__What you will do__
Entries follow. Return each line that contains the word "title".

Data for this task section start

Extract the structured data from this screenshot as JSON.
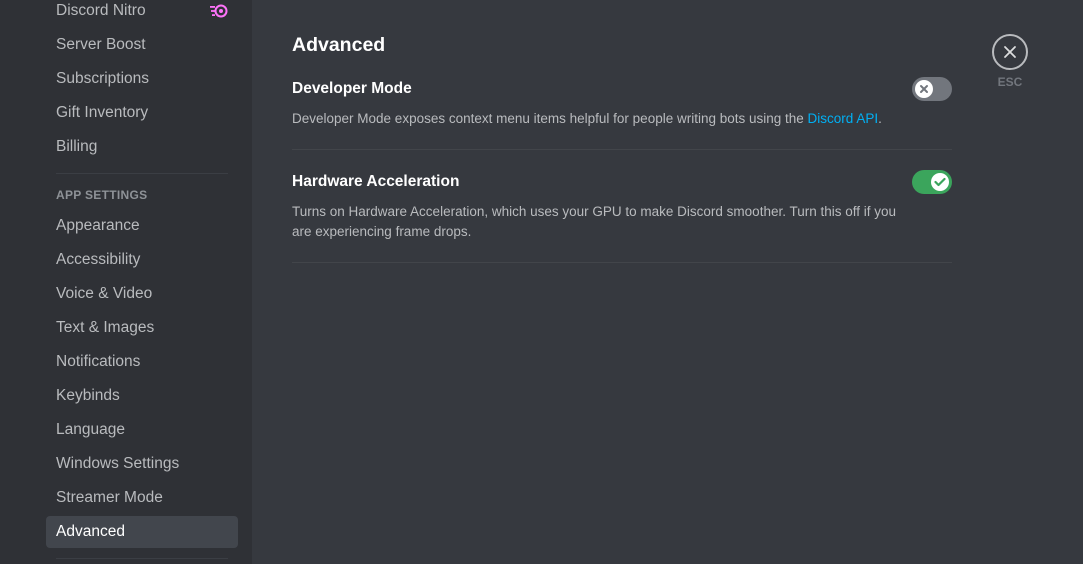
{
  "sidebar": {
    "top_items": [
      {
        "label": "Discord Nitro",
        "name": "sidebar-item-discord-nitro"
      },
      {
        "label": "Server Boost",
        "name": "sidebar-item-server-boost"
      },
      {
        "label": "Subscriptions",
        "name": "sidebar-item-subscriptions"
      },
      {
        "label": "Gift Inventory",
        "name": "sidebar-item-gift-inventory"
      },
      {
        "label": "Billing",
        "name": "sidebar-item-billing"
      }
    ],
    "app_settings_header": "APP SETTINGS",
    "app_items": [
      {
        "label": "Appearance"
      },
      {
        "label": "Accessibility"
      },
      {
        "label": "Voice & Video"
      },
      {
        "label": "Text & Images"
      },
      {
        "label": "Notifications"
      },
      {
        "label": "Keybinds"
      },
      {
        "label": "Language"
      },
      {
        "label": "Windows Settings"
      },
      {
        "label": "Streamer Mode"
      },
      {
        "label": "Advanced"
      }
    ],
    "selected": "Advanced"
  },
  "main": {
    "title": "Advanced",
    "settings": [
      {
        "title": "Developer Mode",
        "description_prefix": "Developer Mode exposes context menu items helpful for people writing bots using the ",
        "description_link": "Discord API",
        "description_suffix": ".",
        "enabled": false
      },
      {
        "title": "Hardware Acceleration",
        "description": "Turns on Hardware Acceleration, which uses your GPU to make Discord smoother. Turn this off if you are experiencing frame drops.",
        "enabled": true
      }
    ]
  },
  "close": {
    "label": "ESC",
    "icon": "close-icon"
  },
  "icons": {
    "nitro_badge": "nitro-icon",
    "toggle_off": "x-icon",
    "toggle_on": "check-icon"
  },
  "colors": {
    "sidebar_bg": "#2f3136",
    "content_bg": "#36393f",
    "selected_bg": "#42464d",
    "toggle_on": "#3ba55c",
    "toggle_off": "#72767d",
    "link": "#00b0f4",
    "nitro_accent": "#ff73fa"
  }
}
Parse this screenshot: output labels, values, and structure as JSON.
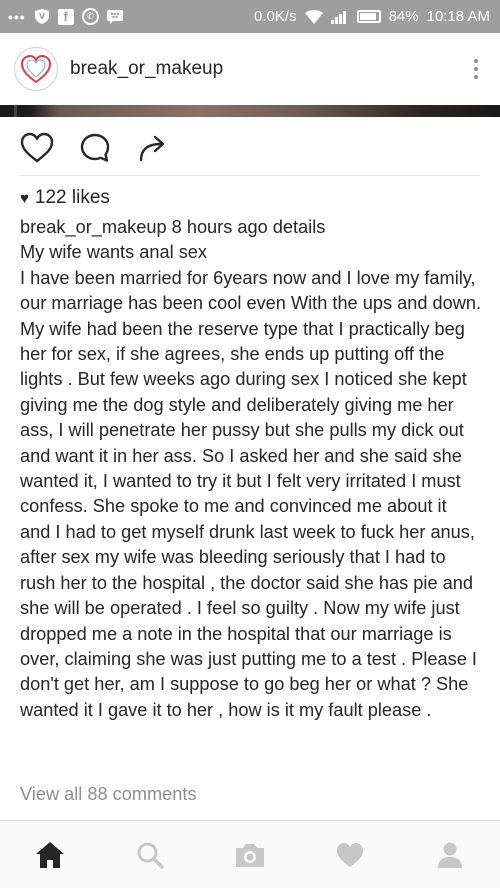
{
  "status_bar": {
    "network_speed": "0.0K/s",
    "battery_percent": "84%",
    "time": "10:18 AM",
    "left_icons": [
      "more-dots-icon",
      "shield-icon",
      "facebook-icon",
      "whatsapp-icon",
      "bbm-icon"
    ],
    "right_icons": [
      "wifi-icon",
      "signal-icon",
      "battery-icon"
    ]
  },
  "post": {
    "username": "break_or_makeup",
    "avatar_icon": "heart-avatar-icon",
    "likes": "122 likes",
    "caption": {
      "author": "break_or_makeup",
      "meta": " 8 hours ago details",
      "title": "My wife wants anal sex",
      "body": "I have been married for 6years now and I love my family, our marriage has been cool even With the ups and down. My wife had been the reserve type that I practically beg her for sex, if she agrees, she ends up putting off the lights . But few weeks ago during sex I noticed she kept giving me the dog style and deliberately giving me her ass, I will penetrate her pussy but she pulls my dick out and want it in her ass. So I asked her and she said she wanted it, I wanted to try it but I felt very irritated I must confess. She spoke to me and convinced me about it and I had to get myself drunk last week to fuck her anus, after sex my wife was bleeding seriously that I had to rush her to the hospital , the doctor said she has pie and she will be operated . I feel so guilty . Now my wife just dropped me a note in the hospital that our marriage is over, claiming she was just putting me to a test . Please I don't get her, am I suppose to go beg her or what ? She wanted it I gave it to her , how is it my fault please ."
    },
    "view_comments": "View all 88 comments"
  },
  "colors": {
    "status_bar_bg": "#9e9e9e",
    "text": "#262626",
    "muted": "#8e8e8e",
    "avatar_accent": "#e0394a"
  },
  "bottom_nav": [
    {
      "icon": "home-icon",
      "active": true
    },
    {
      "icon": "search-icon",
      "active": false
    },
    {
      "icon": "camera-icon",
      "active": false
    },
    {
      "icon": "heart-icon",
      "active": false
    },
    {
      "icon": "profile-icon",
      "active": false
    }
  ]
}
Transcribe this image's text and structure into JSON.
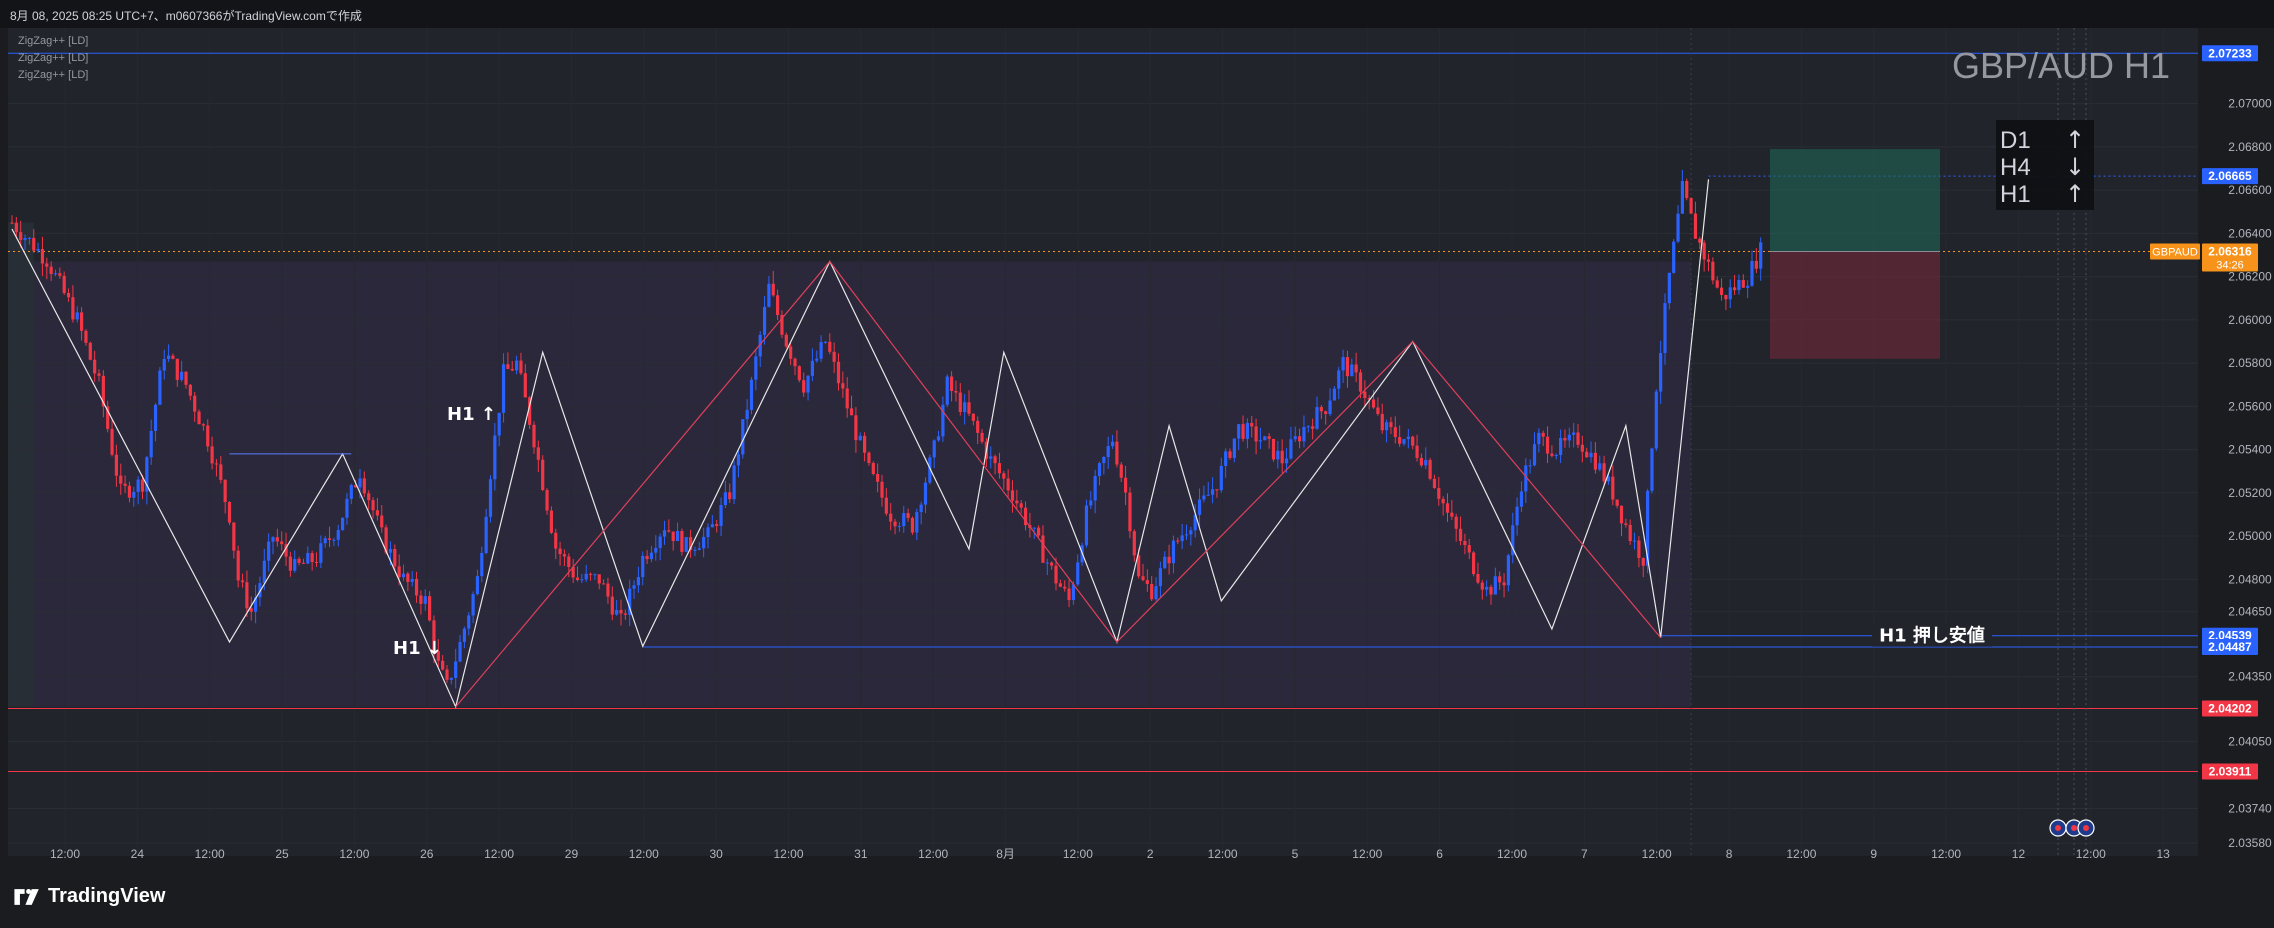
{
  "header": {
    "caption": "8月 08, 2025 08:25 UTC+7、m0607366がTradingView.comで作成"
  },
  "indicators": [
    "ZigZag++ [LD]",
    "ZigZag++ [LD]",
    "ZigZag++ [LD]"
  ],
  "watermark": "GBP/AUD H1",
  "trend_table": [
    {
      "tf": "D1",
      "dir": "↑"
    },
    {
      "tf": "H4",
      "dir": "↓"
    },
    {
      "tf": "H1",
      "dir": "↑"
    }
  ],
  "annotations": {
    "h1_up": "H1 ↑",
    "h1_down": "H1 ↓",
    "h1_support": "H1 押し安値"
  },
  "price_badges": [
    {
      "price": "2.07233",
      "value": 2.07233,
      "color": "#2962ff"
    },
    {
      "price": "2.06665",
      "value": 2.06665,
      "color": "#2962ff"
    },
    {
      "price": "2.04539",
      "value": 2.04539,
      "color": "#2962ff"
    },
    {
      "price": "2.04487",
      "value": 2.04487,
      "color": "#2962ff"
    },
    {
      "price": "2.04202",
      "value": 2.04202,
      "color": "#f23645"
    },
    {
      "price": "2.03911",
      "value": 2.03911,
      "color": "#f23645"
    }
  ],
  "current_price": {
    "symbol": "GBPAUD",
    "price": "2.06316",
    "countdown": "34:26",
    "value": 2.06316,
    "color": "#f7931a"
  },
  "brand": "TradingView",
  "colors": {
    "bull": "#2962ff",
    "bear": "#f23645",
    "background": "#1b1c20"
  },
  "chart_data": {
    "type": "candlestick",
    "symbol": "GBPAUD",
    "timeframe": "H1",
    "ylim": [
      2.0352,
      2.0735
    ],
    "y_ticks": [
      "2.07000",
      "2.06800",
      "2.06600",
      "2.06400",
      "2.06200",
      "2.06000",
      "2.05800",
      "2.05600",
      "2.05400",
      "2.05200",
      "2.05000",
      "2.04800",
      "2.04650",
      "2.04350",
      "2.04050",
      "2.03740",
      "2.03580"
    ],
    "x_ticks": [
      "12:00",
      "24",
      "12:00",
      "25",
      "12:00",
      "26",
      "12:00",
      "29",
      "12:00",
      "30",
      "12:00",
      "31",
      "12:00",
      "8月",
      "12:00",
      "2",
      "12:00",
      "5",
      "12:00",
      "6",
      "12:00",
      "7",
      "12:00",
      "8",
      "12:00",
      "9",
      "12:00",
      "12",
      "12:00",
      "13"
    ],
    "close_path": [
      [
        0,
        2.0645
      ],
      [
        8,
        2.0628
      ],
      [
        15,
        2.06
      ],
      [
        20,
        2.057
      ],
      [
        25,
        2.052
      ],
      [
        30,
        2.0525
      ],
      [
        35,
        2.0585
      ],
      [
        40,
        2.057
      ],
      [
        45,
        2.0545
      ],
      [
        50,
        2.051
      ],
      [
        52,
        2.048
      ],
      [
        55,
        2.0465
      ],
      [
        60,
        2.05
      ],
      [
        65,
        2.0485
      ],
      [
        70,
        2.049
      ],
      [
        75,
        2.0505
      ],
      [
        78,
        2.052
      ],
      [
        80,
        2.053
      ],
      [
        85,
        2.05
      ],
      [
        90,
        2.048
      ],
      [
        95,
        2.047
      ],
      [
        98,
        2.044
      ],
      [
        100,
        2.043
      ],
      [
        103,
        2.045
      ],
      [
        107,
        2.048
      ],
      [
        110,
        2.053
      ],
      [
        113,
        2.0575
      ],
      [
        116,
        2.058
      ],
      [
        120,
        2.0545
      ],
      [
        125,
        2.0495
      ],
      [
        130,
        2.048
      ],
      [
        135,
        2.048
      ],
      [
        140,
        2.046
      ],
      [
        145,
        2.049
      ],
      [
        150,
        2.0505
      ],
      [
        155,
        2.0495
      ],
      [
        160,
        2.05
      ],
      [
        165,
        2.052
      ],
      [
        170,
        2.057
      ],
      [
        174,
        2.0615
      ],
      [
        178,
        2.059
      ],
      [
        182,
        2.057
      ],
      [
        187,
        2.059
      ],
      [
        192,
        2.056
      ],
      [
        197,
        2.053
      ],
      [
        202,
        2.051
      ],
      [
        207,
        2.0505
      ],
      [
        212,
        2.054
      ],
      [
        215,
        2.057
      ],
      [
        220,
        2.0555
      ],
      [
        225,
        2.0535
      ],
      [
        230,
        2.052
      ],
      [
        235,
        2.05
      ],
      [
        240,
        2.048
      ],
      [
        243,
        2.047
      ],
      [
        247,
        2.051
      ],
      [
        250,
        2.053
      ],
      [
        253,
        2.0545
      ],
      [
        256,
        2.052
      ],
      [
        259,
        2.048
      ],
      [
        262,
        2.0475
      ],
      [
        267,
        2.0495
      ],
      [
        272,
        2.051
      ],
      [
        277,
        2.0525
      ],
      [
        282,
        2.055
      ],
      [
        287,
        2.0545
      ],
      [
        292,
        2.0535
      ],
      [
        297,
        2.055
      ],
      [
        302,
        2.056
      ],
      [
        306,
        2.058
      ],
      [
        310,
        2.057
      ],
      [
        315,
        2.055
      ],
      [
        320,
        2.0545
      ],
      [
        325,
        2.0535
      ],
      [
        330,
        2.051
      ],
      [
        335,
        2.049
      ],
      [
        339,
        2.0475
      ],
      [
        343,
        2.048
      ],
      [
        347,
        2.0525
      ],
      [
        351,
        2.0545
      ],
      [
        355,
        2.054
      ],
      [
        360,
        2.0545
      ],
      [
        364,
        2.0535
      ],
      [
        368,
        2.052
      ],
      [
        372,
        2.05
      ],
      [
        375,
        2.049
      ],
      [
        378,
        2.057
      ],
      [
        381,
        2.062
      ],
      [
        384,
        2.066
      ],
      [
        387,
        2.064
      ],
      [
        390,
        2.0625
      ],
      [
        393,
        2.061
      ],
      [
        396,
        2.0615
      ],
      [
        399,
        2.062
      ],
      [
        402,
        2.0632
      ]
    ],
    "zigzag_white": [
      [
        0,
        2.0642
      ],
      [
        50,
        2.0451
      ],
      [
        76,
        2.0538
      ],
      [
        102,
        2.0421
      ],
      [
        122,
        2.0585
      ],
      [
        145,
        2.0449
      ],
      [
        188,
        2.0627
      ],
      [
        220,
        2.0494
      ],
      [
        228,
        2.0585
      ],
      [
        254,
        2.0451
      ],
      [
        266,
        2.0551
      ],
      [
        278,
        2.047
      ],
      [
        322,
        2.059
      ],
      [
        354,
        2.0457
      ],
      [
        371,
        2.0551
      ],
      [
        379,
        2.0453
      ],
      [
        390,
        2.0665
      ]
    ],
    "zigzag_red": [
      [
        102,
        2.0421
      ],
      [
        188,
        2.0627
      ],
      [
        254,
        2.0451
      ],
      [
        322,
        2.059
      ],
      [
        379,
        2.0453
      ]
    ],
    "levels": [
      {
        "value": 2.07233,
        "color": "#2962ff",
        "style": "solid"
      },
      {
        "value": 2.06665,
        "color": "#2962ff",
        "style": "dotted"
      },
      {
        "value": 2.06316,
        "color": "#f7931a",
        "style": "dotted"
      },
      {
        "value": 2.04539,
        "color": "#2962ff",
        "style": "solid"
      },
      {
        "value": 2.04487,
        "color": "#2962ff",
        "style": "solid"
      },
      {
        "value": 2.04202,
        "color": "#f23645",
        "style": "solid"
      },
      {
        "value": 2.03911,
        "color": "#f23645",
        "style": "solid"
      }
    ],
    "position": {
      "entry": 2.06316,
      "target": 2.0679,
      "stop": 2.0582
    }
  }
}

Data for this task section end
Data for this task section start

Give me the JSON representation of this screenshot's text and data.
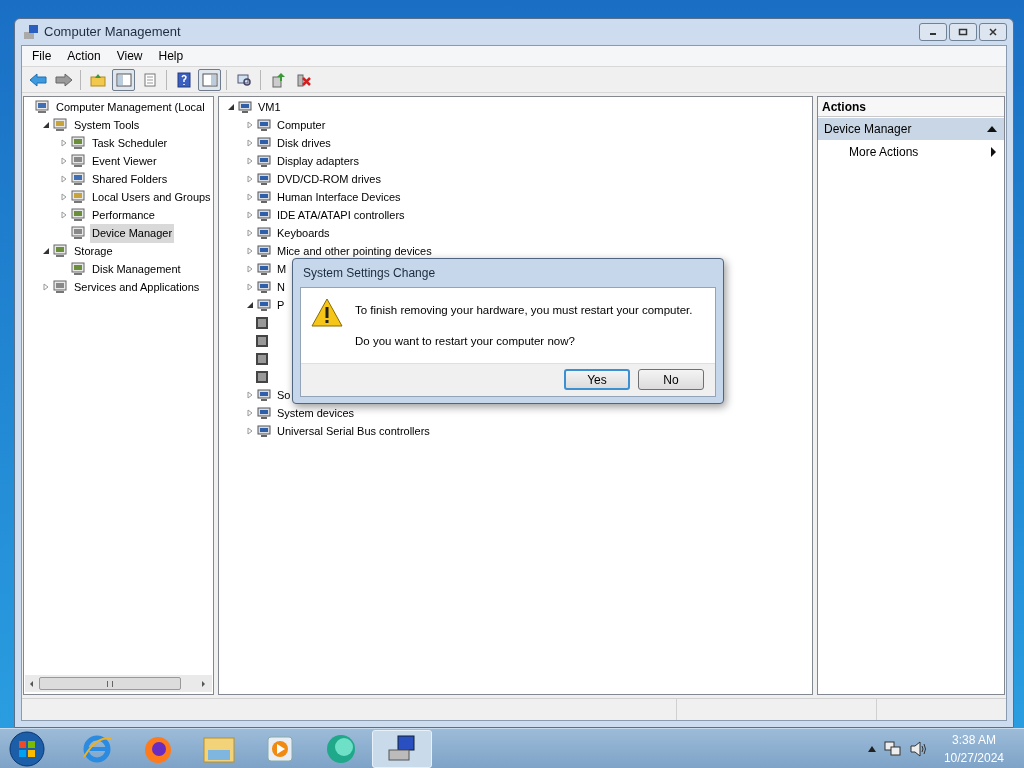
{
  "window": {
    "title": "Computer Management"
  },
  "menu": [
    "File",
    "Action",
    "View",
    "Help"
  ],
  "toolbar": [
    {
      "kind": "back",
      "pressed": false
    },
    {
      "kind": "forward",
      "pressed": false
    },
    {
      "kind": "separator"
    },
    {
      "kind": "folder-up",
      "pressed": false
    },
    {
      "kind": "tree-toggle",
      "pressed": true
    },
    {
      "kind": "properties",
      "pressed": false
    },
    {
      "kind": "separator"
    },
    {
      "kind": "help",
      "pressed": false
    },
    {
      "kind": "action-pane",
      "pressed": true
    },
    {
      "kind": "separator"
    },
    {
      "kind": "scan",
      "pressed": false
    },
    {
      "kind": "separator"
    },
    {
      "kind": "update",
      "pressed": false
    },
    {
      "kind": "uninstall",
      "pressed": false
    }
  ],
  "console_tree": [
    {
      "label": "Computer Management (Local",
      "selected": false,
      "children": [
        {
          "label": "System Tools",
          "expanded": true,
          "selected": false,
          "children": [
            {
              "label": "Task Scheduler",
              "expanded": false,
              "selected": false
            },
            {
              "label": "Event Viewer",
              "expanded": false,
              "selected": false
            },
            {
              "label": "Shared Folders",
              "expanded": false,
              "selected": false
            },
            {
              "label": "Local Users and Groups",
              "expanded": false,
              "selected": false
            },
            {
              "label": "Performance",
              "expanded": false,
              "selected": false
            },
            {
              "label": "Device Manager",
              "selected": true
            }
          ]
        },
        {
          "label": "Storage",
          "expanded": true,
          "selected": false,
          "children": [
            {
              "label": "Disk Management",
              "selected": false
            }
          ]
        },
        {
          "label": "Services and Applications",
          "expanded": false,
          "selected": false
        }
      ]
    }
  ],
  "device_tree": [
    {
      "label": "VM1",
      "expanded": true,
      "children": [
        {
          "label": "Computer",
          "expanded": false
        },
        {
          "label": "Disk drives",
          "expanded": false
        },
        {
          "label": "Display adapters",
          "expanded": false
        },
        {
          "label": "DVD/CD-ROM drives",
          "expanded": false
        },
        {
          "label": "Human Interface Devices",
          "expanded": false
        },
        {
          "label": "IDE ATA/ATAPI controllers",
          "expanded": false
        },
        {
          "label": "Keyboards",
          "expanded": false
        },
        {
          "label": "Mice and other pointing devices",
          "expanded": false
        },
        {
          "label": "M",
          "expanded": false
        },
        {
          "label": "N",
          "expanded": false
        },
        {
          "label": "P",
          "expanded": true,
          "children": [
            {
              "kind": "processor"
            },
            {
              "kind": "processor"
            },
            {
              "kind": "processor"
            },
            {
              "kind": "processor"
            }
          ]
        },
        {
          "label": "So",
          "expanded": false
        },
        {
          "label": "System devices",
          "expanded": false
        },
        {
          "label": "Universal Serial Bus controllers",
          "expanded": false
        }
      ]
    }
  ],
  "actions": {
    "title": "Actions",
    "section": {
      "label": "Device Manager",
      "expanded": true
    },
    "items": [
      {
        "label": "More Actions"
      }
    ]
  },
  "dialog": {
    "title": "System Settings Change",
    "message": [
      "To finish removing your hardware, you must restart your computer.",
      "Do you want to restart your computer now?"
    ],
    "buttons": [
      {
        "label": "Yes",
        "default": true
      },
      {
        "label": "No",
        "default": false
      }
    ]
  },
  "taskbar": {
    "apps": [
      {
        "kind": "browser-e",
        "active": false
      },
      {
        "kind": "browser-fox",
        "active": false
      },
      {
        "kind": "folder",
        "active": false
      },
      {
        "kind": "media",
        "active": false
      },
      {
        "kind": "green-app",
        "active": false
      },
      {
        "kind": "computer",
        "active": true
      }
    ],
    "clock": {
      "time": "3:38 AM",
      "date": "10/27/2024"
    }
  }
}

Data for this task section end

__Written answer__
    "title": "Advanced",
        "title": "Developer Mode",
        "title": "Hardware Acceleration",
      "title": "My wife wants anal sex",
    "title": "Computer Management"
    "title": "Actions",
    "title": "System Settings Change",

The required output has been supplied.